## Aim of the task
Please state how many lines in the records contain the string "Cylinder", with no words besides the number.

(Web page and app entries)

━━━━━━━━━━

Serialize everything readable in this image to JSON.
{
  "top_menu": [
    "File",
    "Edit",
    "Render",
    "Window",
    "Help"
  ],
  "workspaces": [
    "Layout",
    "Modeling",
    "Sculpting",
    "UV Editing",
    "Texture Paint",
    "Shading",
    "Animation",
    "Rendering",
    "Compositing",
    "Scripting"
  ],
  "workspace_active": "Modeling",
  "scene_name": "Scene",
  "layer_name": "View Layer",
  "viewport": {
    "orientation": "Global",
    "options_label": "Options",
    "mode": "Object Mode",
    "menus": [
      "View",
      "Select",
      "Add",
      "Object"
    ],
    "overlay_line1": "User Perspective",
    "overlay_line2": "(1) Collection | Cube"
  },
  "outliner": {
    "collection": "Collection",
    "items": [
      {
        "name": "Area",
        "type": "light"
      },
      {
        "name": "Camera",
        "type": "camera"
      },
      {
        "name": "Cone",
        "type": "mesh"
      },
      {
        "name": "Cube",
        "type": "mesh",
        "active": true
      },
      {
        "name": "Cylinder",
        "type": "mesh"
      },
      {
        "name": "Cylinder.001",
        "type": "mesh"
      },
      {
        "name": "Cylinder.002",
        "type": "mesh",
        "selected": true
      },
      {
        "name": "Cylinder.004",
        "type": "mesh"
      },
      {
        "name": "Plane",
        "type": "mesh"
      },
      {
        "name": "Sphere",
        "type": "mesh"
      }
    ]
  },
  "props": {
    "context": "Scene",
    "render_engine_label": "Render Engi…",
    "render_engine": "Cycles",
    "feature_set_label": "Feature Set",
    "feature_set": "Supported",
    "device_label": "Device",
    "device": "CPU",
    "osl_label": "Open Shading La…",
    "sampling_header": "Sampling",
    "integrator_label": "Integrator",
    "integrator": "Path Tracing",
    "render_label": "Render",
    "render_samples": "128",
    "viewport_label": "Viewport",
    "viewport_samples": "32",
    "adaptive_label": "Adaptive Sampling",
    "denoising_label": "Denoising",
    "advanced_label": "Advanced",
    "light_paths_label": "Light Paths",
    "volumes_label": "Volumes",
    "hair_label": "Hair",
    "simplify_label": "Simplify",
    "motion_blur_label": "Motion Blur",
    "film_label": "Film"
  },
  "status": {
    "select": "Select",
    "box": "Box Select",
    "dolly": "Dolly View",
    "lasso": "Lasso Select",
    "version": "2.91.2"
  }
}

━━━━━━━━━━

## Solution
4